The next words Jesus speaks have caused confusion for centuries. Because they cannot be squared with our notions of Jesus as always serious, always lecturing his followers on religious, doctrinal, or theological matters. In Western Christianity we have become “…victims of the Serious, even Grim Jesus, in which Serious and Sacred are assumed synonymous. And he must always be didactic or theological.(Marc Lindsay, friend of Matthew Gunter, via FB) I have heard preachers tie themselves into homiletical knots that Houdini himself couldn’t untie, over what Jesus says next. You ready for it?

“It is not fair to take the children’s food and throw it to the dogs.”

If all we have is the words on the page, it sounds like a gross insult. Rude, dismissive, and utterly unlike anything we think Jesus would say.

But I think Jesus doing something very different at this moment. I hear Jesus speaking these words playfully, even with a bit of mischief. We talked about this during Lent, that showing compassion to a person has three elements: tenderness, fierceness, and mischievousness. Here’s the mischief—and Jesus has enlisted
this Canaanite woman as his co-conspirator in making mischief.

Hear the words again, in that playful tone. “It is not fair (almost a faux-whine) to take the children’s food and throw it to the DOGS.” The unworthy, undeserving, not even quite human. Definitely Not One Of Us.

And she throws a response back in just the same tone and attitude: “True, Lord…but even the DOGS get the leftovers the children don’t want.

And Jesus smiles—laughs, I think, and tells her, “Get out of here—I’ve got this handled.”And she goes; and he does.

She knows she’s not a DOG. And so does Jesus. It’s the disciples who need an object lesson in what’s really going on here. The disciples, the followers, the ones who Jesus has invited to be with him, but to whom he has said over and over “Oh you little-faiths! Don’t you get it yet?”

Even the Not One Of Us Ones understand better than you. The good news is for them too. Even the ones who have funny accents and strange ways of dressing and interacting. The kingdom of God—healing, wholeness, welcome, sustenance and love and joy—is for everyone.Whoever they are, just as they are, right now, where they are.
Even in the midst of mess.
Especially in the midst of mess.

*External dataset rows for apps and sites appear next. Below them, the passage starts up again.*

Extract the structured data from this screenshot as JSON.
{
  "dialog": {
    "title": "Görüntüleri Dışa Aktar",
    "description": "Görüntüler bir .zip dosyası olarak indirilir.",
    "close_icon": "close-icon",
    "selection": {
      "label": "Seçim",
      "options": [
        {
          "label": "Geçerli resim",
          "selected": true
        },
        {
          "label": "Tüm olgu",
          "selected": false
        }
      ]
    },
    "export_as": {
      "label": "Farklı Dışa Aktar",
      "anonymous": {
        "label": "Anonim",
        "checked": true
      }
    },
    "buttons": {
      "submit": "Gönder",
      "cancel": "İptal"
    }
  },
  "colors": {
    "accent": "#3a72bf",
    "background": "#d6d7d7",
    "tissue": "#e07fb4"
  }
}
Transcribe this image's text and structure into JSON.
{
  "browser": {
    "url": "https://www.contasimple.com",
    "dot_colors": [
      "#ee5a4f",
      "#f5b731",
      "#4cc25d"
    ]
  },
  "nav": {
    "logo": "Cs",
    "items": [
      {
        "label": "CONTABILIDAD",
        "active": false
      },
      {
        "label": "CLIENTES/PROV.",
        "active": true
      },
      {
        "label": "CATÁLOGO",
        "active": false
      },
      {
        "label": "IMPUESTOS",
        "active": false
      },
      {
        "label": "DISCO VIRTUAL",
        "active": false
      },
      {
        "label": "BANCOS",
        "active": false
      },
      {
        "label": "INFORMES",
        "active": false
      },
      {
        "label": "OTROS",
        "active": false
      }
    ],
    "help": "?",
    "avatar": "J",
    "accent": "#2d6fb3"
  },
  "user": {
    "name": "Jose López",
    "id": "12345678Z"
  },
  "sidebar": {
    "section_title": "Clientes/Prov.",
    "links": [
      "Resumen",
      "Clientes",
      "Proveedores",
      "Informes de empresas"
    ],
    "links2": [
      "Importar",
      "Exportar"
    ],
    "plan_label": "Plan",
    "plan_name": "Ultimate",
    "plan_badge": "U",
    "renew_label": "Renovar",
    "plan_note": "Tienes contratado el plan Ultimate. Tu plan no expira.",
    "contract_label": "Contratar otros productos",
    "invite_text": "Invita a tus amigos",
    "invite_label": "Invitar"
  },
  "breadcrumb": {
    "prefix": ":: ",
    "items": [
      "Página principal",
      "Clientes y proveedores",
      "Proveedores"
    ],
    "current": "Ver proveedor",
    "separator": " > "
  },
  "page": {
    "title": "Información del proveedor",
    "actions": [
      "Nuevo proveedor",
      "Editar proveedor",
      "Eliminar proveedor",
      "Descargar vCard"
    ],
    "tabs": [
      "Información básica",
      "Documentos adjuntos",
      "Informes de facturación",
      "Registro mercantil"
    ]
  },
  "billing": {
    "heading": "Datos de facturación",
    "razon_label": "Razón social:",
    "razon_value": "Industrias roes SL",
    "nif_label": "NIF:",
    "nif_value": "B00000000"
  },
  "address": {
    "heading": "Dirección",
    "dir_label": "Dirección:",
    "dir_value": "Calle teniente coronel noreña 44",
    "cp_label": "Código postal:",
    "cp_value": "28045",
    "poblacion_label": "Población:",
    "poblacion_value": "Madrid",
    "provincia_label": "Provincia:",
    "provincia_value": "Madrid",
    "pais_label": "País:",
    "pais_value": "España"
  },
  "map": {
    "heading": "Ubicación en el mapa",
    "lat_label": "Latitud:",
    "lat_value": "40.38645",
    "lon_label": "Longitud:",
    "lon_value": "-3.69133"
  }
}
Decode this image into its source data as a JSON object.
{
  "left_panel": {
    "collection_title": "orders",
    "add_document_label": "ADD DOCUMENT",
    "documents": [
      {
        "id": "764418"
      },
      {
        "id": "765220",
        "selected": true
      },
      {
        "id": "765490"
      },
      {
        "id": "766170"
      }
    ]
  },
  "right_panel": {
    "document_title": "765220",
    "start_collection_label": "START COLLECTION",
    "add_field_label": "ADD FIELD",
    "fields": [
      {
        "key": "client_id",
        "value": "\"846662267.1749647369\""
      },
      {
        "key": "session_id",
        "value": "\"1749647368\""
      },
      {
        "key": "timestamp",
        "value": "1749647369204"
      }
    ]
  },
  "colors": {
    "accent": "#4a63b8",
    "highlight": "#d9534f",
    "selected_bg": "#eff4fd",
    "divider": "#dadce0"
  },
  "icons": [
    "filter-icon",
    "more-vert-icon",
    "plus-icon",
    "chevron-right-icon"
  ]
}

We can’t wait for the mess to be tidied up for the Kingdom to show up. And we don’t have to. Again and again, from his birth in a barn surrounded by farm animals and the smell of cow plop, to his death on a cross surrounded by criminals and jeering crowds, Jesus shows us that it is precisely there, in the messes and anxieties and places of apparent disaster, where the Kingdom of God may be found. And yes, it too is messy and strange and puts us out of our usual places of comfort and ease.

Jesus, the revelation of God’s desire for all people, comes into the midst of our messes, for just that reason—to show that the Kingdom is for all of these, is already present somehow, even in ways we don’t recognize or understand. For Iraq and Gaza. For the Ukraine, and for Ferguson, Missouri. For Michael Brown, and Robin Williams.And for us, in our own places of mess.

Like the Canaanite woman, we are allowed to call out, to cry out for God’s healing and attention in the places and for the people who have most need of it. In fact, it is our work to do just that. To ask, and to enact. To call upon God’s mercy, and to
be agents of that mercy. Our hands, our feet, our gifts and skills deployed for God’s mission in the world.

So then.

How will you invite Jesus into your place of mess this week, this day, this moment? And how will you carry the Kingdom of God as a follower of Jesus, this day, this week, in the world outside these doors?